CentraCare responded with a “hard stop” in its electronic medical record system, requiring surgeons to justify taking patients off blood-thinners and weigh the risk of clotting.
Hospitals aligned with CentraCare and with Allina Health in the Twin Cities now have pharmacists in their emergency rooms to interview patients and check their prescription histories. On average, these visits result in five adjustments to patients’ documented drug regimens, such as correcting outdated information or avoiding harmful drug combinations.
Allina didn’t report any medication adverse events until 2014, when two occurred at United Hospital in St. Paul and St. Francis Regional Medical Center in Shakopee.
None was reported this year, and medication problems in general have declined since the pharmacist visit program started last summer, said Jill Strykowski, pharmacy director for Allina’s Mercy Hospital.
Bar-coding a safety net
The U’s hospital has accounted for 22 of the 86 fatal or disabling medication errors in the 12 years of adverse event reporting. That in some ways is expected, Thomas said, because the hospital is the state’s largest and treats complicated and heavily medicated patients.
University uses a secure dispensing system that prevents patients from receiving others’ medications and bar-coding that requires nurses to check that prescriptions are matched to the right patients. The hospital’s electronic medical record system also automatically warns caregivers if they prescribe drugs to which patients are allergic, or in doses that appear excessive.
However, the hospital also discovered that well-intended warnings from patients’ monitors and record systems can cause “alert fatigue,” because they can be oversensitive and call attention to unimportant issues. The hospital reduced alerts by 17 percent and believes it will allow staff to focus on the meaningful ones, including those about high-risk drugs.

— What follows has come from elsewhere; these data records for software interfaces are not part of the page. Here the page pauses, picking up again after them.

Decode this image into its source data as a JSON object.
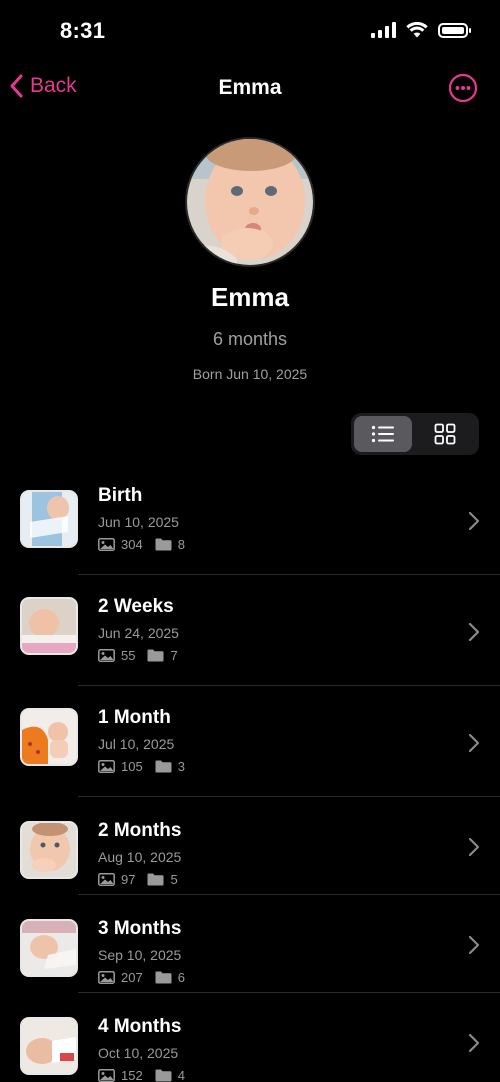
{
  "status": {
    "time": "8:31"
  },
  "nav": {
    "back_label": "Back",
    "title": "Emma"
  },
  "profile": {
    "name": "Emma",
    "age": "6 months",
    "born": "Born Jun 10, 2025"
  },
  "milestones": [
    {
      "title": "Birth",
      "date": "Jun 10, 2025",
      "photos": "304",
      "folders": "8"
    },
    {
      "title": "2 Weeks",
      "date": "Jun 24, 2025",
      "photos": "55",
      "folders": "7"
    },
    {
      "title": "1 Month",
      "date": "Jul 10, 2025",
      "photos": "105",
      "folders": "3"
    },
    {
      "title": "2 Months",
      "date": "Aug 10, 2025",
      "photos": "97",
      "folders": "5"
    },
    {
      "title": "3 Months",
      "date": "Sep 10, 2025",
      "photos": "207",
      "folders": "6"
    },
    {
      "title": "4 Months",
      "date": "Oct 10, 2025",
      "photos": "152",
      "folders": "4"
    }
  ],
  "colors": {
    "accent": "#e6388f",
    "background": "#000000",
    "secondary_text": "#9a9a9a"
  }
}
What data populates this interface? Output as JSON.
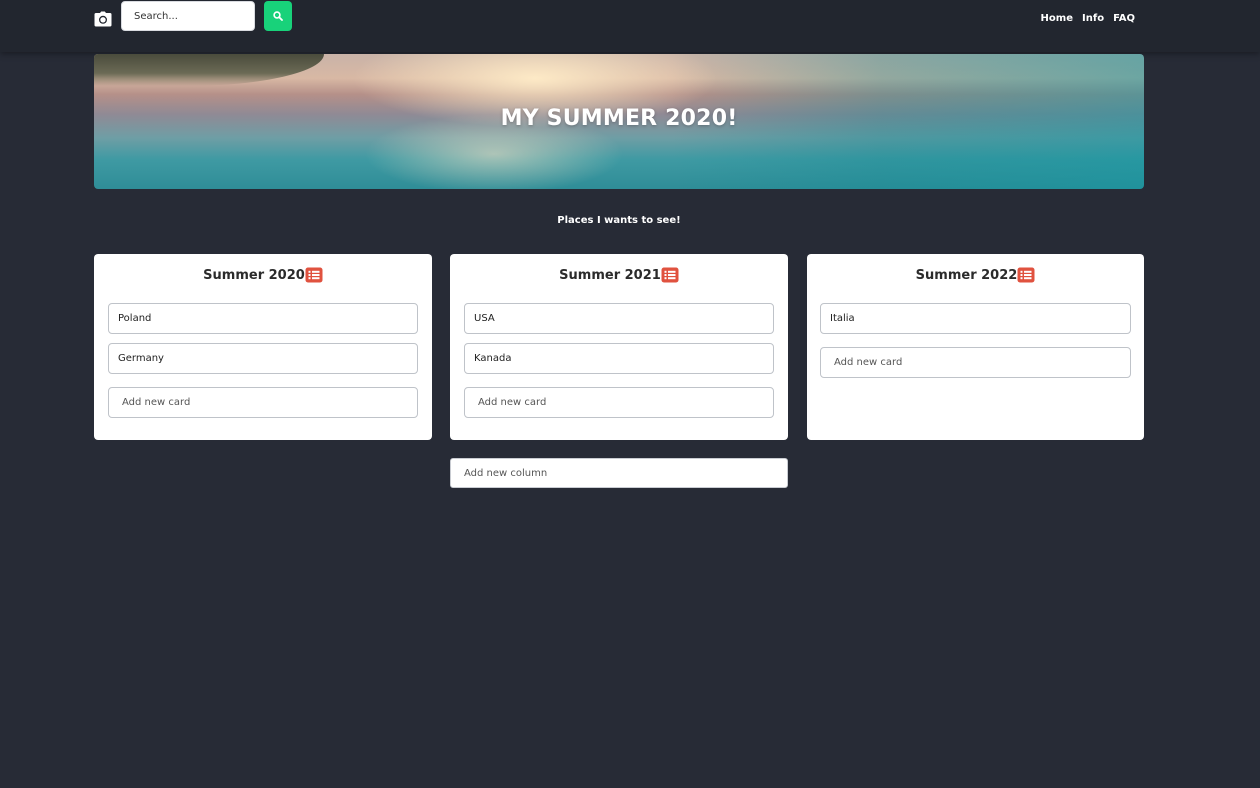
{
  "nav": {
    "search_placeholder": "Search...",
    "links": [
      "Home",
      "Info",
      "FAQ"
    ]
  },
  "hero": {
    "title": "MY SUMMER 2020!"
  },
  "subtitle": "Places I wants to see!",
  "columns": [
    {
      "title": "Summer 2020",
      "cards": [
        "Poland",
        "Germany"
      ],
      "add_card_placeholder": "Add new card"
    },
    {
      "title": "Summer 2021",
      "cards": [
        "USA",
        "Kanada"
      ],
      "add_card_placeholder": "Add new card"
    },
    {
      "title": "Summer 2022",
      "cards": [
        "Italia"
      ],
      "add_card_placeholder": "Add new card"
    }
  ],
  "add_column_placeholder": "Add new column",
  "colors": {
    "background": "#272b36",
    "navbar": "#22262f",
    "search_button": "#18d27a",
    "list_icon": "#e0523f"
  },
  "icons": {
    "camera": "camera-icon",
    "search": "search-icon",
    "list": "list-icon"
  }
}
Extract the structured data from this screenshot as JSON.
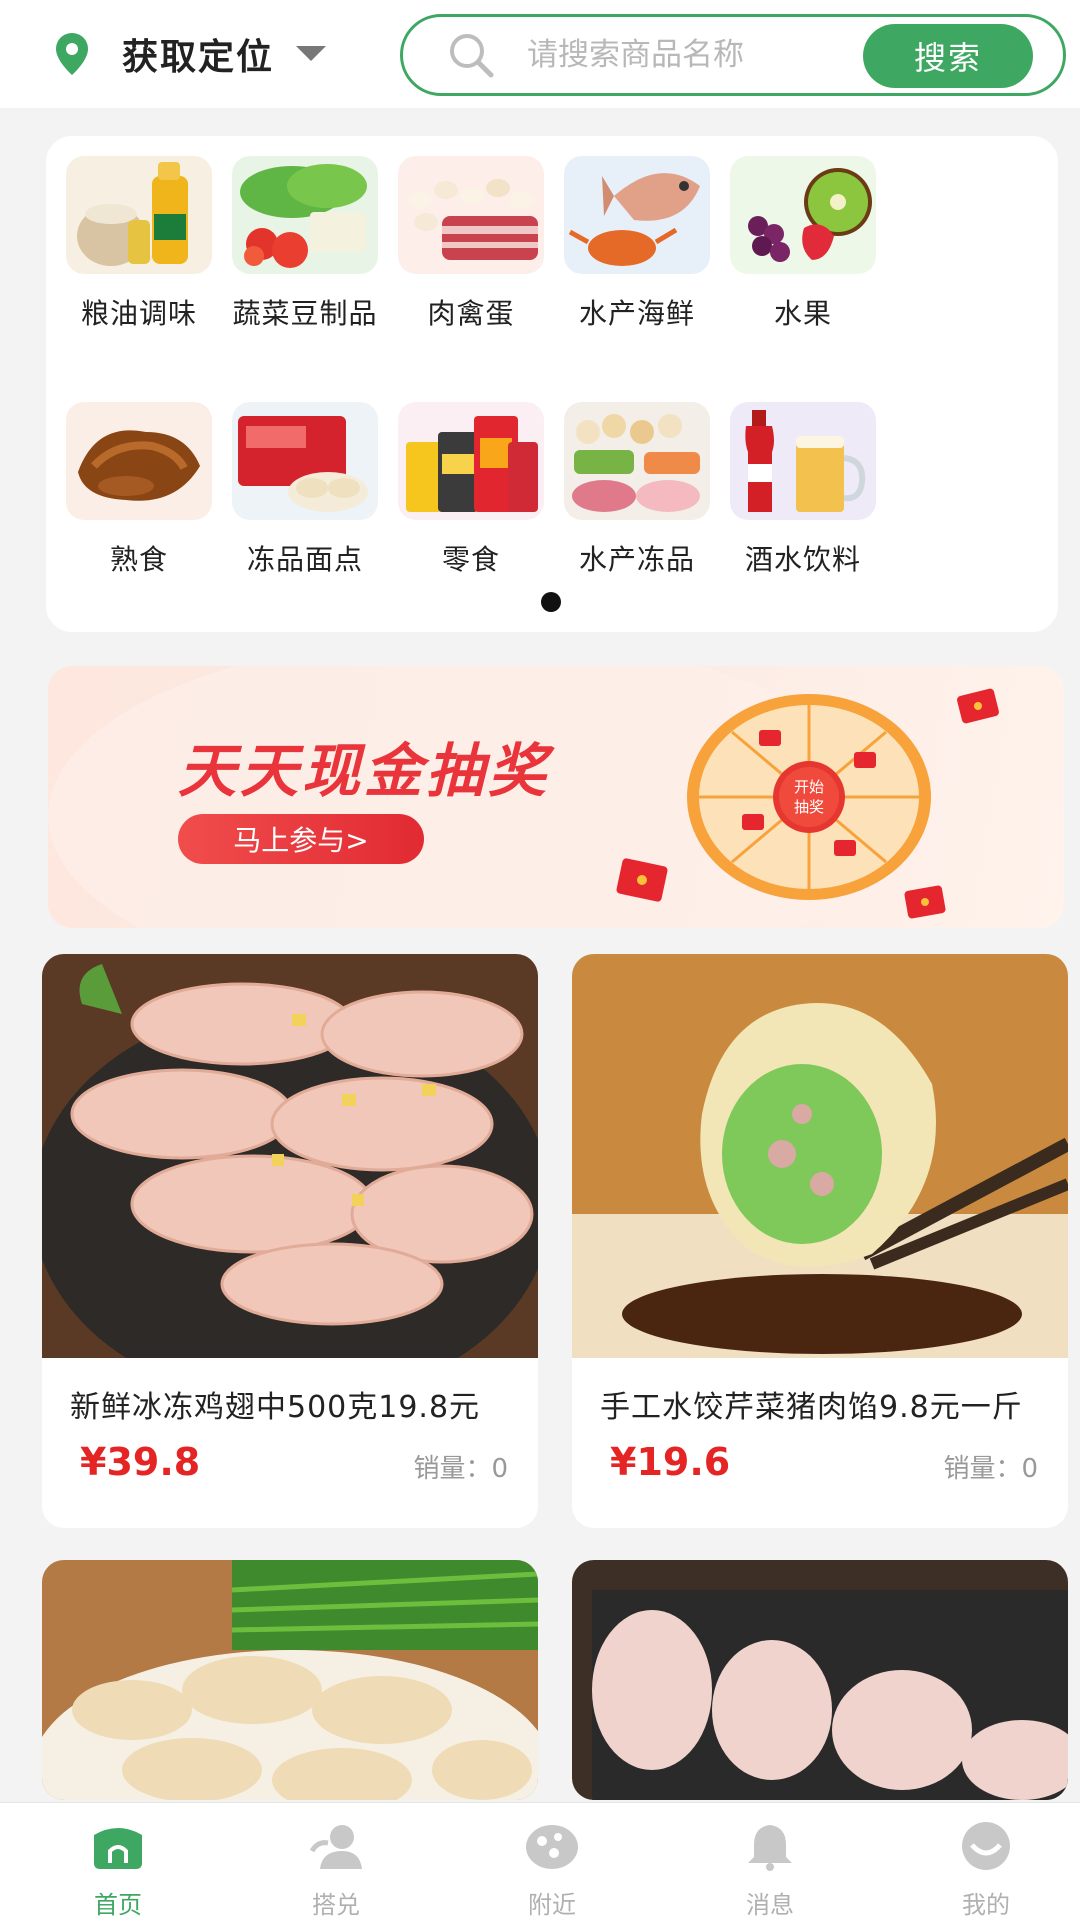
{
  "header": {
    "location_label": "获取定位",
    "search_placeholder": "请搜索商品名称",
    "search_button": "搜索"
  },
  "categories": [
    {
      "label": "粮油调味",
      "icon": "grain-oil-icon"
    },
    {
      "label": "蔬菜豆制品",
      "icon": "vegetable-icon"
    },
    {
      "label": "肉禽蛋",
      "icon": "meat-egg-icon"
    },
    {
      "label": "水产海鲜",
      "icon": "seafood-icon"
    },
    {
      "label": "水果",
      "icon": "fruit-icon"
    },
    {
      "label": "熟食",
      "icon": "cooked-food-icon"
    },
    {
      "label": "冻品面点",
      "icon": "frozen-dumpling-icon"
    },
    {
      "label": "零食",
      "icon": "snack-icon"
    },
    {
      "label": "水产冻品",
      "icon": "frozen-seafood-icon"
    },
    {
      "label": "酒水饮料",
      "icon": "drinks-icon"
    }
  ],
  "banner": {
    "title": "天天现金抽奖",
    "button": "马上参与>",
    "wheel_text": "开始抽奖"
  },
  "products": [
    {
      "name": "新鲜冰冻鸡翅中500克19.8元",
      "price": "¥39.8",
      "sales_label": "销量：",
      "sales": "0"
    },
    {
      "name": "手工水饺芹菜猪肉馅9.8元一斤",
      "price": "¥19.6",
      "sales_label": "销量：",
      "sales": "0"
    }
  ],
  "tabs": [
    {
      "label": "首页",
      "active": true
    },
    {
      "label": "搭兑",
      "active": false
    },
    {
      "label": "附近",
      "active": false
    },
    {
      "label": "消息",
      "active": false
    },
    {
      "label": "我的",
      "active": false
    }
  ],
  "colors": {
    "brand_green": "#3ea863",
    "price_red": "#e52424",
    "banner_red": "#e8343a"
  }
}
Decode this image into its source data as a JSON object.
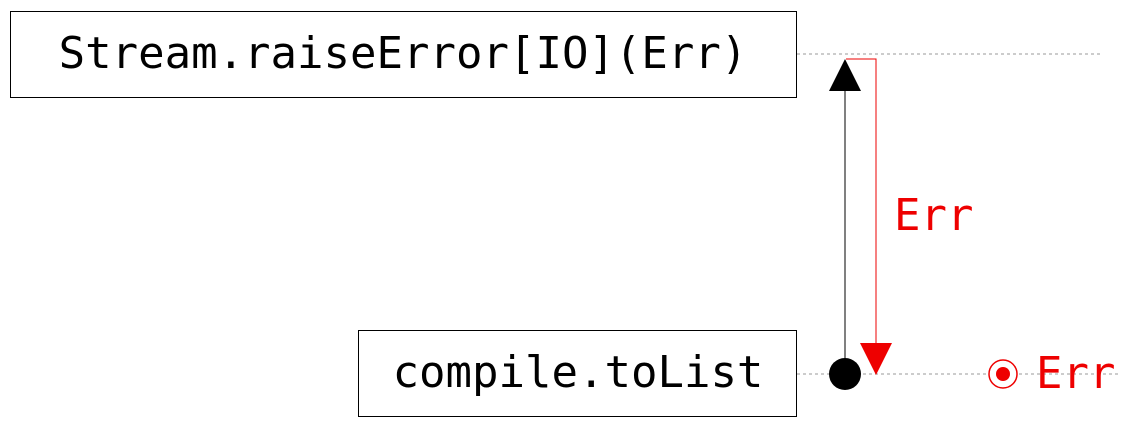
{
  "diagram": {
    "top_node": {
      "label": "Stream.raiseError[IO](Err)"
    },
    "bottom_node": {
      "label": "compile.toList"
    },
    "error_edge": {
      "label": "Err"
    },
    "result": {
      "label": "Err"
    }
  },
  "colors": {
    "error": "#ee0000",
    "box_border": "#000000",
    "text": "#000000",
    "guide_line": "#999999",
    "background": "#ffffff"
  }
}
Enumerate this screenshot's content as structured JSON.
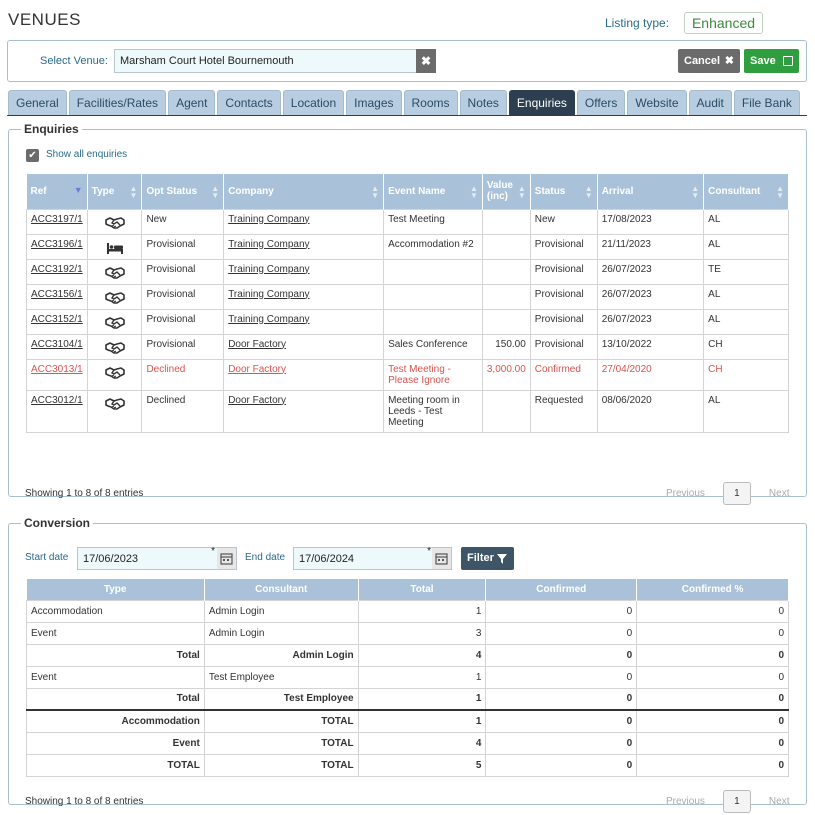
{
  "page": {
    "title": "VENUES",
    "listing_type_label": "Listing type:",
    "listing_type_value": "Enhanced"
  },
  "venue": {
    "label": "Select Venue:",
    "value": "Marsham Court Hotel Bournemouth",
    "cancel_label": "Cancel",
    "save_label": "Save"
  },
  "tabs": [
    "General",
    "Facilities/Rates",
    "Agent",
    "Contacts",
    "Location",
    "Images",
    "Rooms",
    "Notes",
    "Enquiries",
    "Offers",
    "Website",
    "Audit",
    "File Bank"
  ],
  "active_tab": "Enquiries",
  "enquiries": {
    "legend": "Enquiries",
    "show_all_label": "Show all enquiries",
    "show_all_checked": true,
    "columns": [
      "Ref",
      "Type",
      "Opt Status",
      "Company",
      "Event Name",
      "Value (inc)",
      "Status",
      "Arrival",
      "Consultant"
    ],
    "rows": [
      {
        "ref": "ACC3197/1",
        "type": "event",
        "opt": "New",
        "company": "Training Company",
        "event": "Test Meeting",
        "value": "",
        "status": "New",
        "arrival": "17/08/2023",
        "consultant": "AL",
        "declined": false
      },
      {
        "ref": "ACC3196/1",
        "type": "accommodation",
        "opt": "Provisional",
        "company": "Training Company",
        "event": "Accommodation #2",
        "value": "",
        "status": "Provisional",
        "arrival": "21/11/2023",
        "consultant": "AL",
        "declined": false
      },
      {
        "ref": "ACC3192/1",
        "type": "event",
        "opt": "Provisional",
        "company": "Training Company",
        "event": "",
        "value": "",
        "status": "Provisional",
        "arrival": "26/07/2023",
        "consultant": "TE",
        "declined": false
      },
      {
        "ref": "ACC3156/1",
        "type": "event",
        "opt": "Provisional",
        "company": "Training Company",
        "event": "",
        "value": "",
        "status": "Provisional",
        "arrival": "26/07/2023",
        "consultant": "AL",
        "declined": false
      },
      {
        "ref": "ACC3152/1",
        "type": "event",
        "opt": "Provisional",
        "company": "Training Company",
        "event": "",
        "value": "",
        "status": "Provisional",
        "arrival": "26/07/2023",
        "consultant": "AL",
        "declined": false
      },
      {
        "ref": "ACC3104/1",
        "type": "event",
        "opt": "Provisional",
        "company": "Door Factory",
        "event": "Sales Conference",
        "value": "150.00",
        "status": "Provisional",
        "arrival": "13/10/2022",
        "consultant": "CH",
        "declined": false
      },
      {
        "ref": "ACC3013/1",
        "type": "event",
        "opt": "Declined",
        "company": "Door Factory",
        "event": "Test Meeting - Please Ignore",
        "value": "3,000.00",
        "status": "Confirmed",
        "arrival": "27/04/2020",
        "consultant": "CH",
        "declined": true
      },
      {
        "ref": "ACC3012/1",
        "type": "event",
        "opt": "Declined",
        "company": "Door Factory",
        "event": "Meeting room in Leeds - Test Meeting",
        "value": "",
        "status": "Requested",
        "arrival": "08/06/2020",
        "consultant": "AL",
        "declined": false
      }
    ],
    "showing": "Showing 1 to 8 of 8 entries",
    "pager": {
      "previous": "Previous",
      "page": "1",
      "next": "Next"
    }
  },
  "conversion": {
    "legend": "Conversion",
    "start_label": "Start date",
    "start_value": "17/06/2023",
    "end_label": "End date",
    "end_value": "17/06/2024",
    "filter_label": "Filter",
    "columns": [
      "Type",
      "Consultant",
      "Total",
      "Confirmed",
      "Confirmed %"
    ],
    "rows": [
      {
        "type": "Accommodation",
        "consultant": "Admin Login",
        "total": "1",
        "confirmed": "0",
        "pct": "0",
        "bold": false,
        "sep": false
      },
      {
        "type": "Event",
        "consultant": "Admin Login",
        "total": "3",
        "confirmed": "0",
        "pct": "0",
        "bold": false,
        "sep": false
      },
      {
        "type": "Total",
        "consultant": "Admin Login",
        "total": "4",
        "confirmed": "0",
        "pct": "0",
        "bold": true,
        "sep": false
      },
      {
        "type": "Event",
        "consultant": "Test Employee",
        "total": "1",
        "confirmed": "0",
        "pct": "0",
        "bold": false,
        "sep": false
      },
      {
        "type": "Total",
        "consultant": "Test Employee",
        "total": "1",
        "confirmed": "0",
        "pct": "0",
        "bold": true,
        "sep": false
      },
      {
        "type": "Accommodation",
        "consultant": "TOTAL",
        "total": "1",
        "confirmed": "0",
        "pct": "0",
        "bold": true,
        "sep": true
      },
      {
        "type": "Event",
        "consultant": "TOTAL",
        "total": "4",
        "confirmed": "0",
        "pct": "0",
        "bold": true,
        "sep": false
      },
      {
        "type": "TOTAL",
        "consultant": "TOTAL",
        "total": "5",
        "confirmed": "0",
        "pct": "0",
        "bold": true,
        "sep": false
      }
    ],
    "showing": "Showing 1 to 8 of 8 entries",
    "pager": {
      "previous": "Previous",
      "page": "1",
      "next": "Next"
    }
  },
  "icons": {
    "event": "handshake-icon",
    "accommodation": "bed-icon",
    "calendar": "calendar-icon",
    "filter": "filter-icon",
    "save": "floppy-disk-icon",
    "clear": "times-icon"
  }
}
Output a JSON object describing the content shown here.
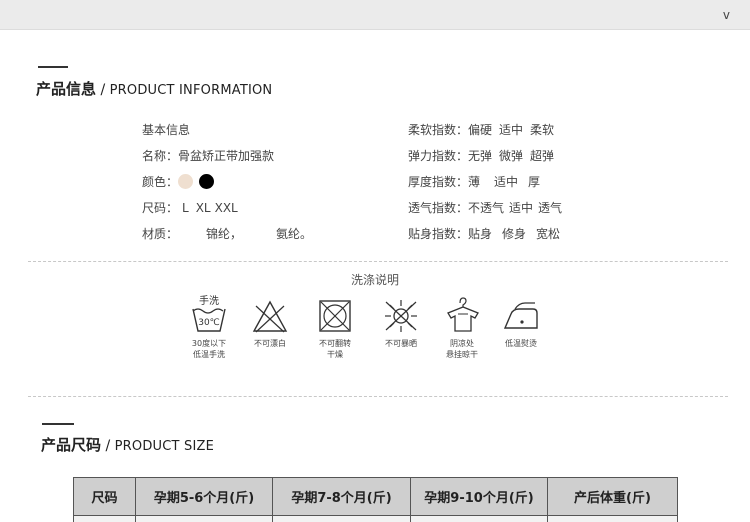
{
  "header": {
    "collapse_icon": "chevron-down-icon",
    "collapse_glyph": "v"
  },
  "product_info": {
    "title_zh": "产品信息",
    "title_sep": " / ",
    "title_en": "PRODUCT INFORMATION",
    "left": {
      "basic": "基本信息",
      "name_label": "名称：",
      "name_value": "骨盆矫正带加强款",
      "color_label": "颜色：",
      "colors": [
        "#efdfd0",
        "#000000"
      ],
      "size_label": "尺码：",
      "sizes": [
        "L",
        "XL",
        "XXL"
      ],
      "material_label": "材质：",
      "materials": [
        "锦纶，",
        "氨纶。"
      ]
    },
    "right": [
      {
        "label": "柔软指数：",
        "options": [
          "偏硬",
          "适中",
          "柔软"
        ]
      },
      {
        "label": "弹力指数：",
        "options": [
          "无弹",
          "微弹",
          "超弹"
        ]
      },
      {
        "label": "厚度指数：",
        "options": [
          "薄",
          "适中",
          "厚"
        ]
      },
      {
        "label": "透气指数：",
        "options": [
          "不透气",
          "适中",
          "透气"
        ]
      },
      {
        "label": "贴身指数：",
        "options": [
          "贴身",
          "修身",
          "宽松"
        ]
      }
    ]
  },
  "washing": {
    "title": "洗涤说明",
    "items": [
      {
        "icon": "hand-wash-30-icon",
        "top_label": "手洗",
        "temp": "30℃",
        "caption": [
          "30度以下",
          "低温手洗"
        ]
      },
      {
        "icon": "no-bleach-icon",
        "caption": [
          "不可漂白"
        ]
      },
      {
        "icon": "no-tumble-dry-icon",
        "caption": [
          "不可翻转",
          "干燥"
        ]
      },
      {
        "icon": "no-sun-icon",
        "caption": [
          "不可暴晒"
        ]
      },
      {
        "icon": "hang-dry-shade-icon",
        "caption": [
          "阴凉处",
          "悬挂晾干"
        ]
      },
      {
        "icon": "low-iron-icon",
        "caption": [
          "低温熨烫"
        ]
      }
    ]
  },
  "product_size": {
    "title_zh": "产品尺码",
    "title_sep": " / ",
    "title_en": "PRODUCT SIZE",
    "headers": [
      "尺码",
      "孕期5-6个月(斤)",
      "孕期7-8个月(斤)",
      "孕期9-10个月(斤)",
      "产后体重(斤)"
    ]
  }
}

“It’s always a fine balance,” Thomas said. “We want to have alerts there to make sure people are aware of what they are doing. At the same time, you don’t want so many alerts that people just turn them off.”